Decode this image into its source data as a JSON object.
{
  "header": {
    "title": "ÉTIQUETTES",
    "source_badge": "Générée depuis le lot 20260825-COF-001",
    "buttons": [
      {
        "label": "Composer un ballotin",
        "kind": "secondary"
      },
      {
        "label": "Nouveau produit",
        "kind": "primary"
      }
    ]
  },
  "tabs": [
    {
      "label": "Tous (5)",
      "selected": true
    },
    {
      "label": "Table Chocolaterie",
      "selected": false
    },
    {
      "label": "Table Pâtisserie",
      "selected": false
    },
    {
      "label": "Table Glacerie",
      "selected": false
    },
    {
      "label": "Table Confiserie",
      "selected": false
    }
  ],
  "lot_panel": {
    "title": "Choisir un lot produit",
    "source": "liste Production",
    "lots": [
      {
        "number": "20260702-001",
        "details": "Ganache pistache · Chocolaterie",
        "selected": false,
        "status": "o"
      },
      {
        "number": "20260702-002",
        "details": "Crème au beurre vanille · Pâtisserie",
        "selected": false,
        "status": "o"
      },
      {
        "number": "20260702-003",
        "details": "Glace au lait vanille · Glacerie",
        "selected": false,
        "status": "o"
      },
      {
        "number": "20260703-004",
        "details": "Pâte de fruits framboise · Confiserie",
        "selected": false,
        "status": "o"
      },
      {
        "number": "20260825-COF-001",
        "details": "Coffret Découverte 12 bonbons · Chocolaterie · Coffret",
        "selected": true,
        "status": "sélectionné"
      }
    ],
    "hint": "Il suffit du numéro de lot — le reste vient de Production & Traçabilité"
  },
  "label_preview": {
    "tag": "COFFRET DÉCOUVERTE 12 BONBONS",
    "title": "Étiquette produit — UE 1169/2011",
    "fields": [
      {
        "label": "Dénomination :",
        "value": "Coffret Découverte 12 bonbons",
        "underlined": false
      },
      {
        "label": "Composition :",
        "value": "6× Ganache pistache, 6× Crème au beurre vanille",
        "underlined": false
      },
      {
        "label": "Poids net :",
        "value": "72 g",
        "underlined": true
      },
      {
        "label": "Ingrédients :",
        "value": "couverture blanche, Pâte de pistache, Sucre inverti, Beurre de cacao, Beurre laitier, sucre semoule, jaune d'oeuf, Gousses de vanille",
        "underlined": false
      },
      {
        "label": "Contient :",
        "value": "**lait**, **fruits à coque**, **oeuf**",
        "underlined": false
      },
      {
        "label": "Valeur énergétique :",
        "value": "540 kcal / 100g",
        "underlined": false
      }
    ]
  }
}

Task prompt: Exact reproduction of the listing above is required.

Exercise solution:
Decode this image into its source data as a JSON object.
{
  "header": {
    "title": "ÉTIQUETTES",
    "source_badge": "Générée depuis le lot 20260825-COF-001",
    "buttons": [
      {
        "label": "Composer un ballotin",
        "kind": "secondary"
      },
      {
        "label": "Nouveau produit",
        "kind": "primary"
      }
    ]
  },
  "tabs": [
    {
      "label": "Tous (5)",
      "selected": true
    },
    {
      "label": "Table Chocolaterie",
      "selected": false
    },
    {
      "label": "Table Pâtisserie",
      "selected": false
    },
    {
      "label": "Table Glacerie",
      "selected": false
    },
    {
      "label": "Table Confiserie",
      "selected": false
    }
  ],
  "lot_panel": {
    "title": "Choisir un lot produit",
    "source": "liste Production",
    "lots": [
      {
        "number": "20260702-001",
        "details": "Ganache pistache · Chocolaterie",
        "selected": false,
        "status": "o"
      },
      {
        "number": "20260702-002",
        "details": "Crème au beurre vanille · Pâtisserie",
        "selected": false,
        "status": "o"
      },
      {
        "number": "20260702-003",
        "details": "Glace au lait vanille · Glacerie",
        "selected": false,
        "status": "o"
      },
      {
        "number": "20260703-004",
        "details": "Pâte de fruits framboise · Confiserie",
        "selected": false,
        "status": "o"
      },
      {
        "number": "20260825-COF-001",
        "details": "Coffret Découverte 12 bonbons · Chocolaterie · Coffret",
        "selected": true,
        "status": "sélectionné"
      }
    ],
    "hint": "Il suffit du numéro de lot — le reste vient de Production & Traçabilité"
  },
  "label_preview": {
    "tag": "COFFRET DÉCOUVERTE 12 BONBONS",
    "title": "Étiquette produit — UE 1169/2011",
    "fields": [
      {
        "label": "Dénomination :",
        "value": "Coffret Découverte 12 bonbons",
        "underlined": false
      },
      {
        "label": "Composition :",
        "value": "6× Ganache pistache, 6× Crème au beurre vanille",
        "underlined": false
      },
      {
        "label": "Poids net :",
        "value": "72 g",
        "underlined": true
      },
      {
        "label": "Ingrédients :",
        "value": "couverture blanche, Pâte de pistache, Sucre inverti, Beurre de cacao, Beurre laitier, sucre semoule, jaune d'oeuf, Gousses de vanille",
        "underlined": false
      },
      {
        "label": "Contient :",
        "value": "**lait**, **fruits à coque**, **oeuf**",
        "underlined": false
      },
      {
        "label": "Valeur énergétique :",
        "value": "540 kcal / 100g",
        "underlined": false
      }
    ]
  }
}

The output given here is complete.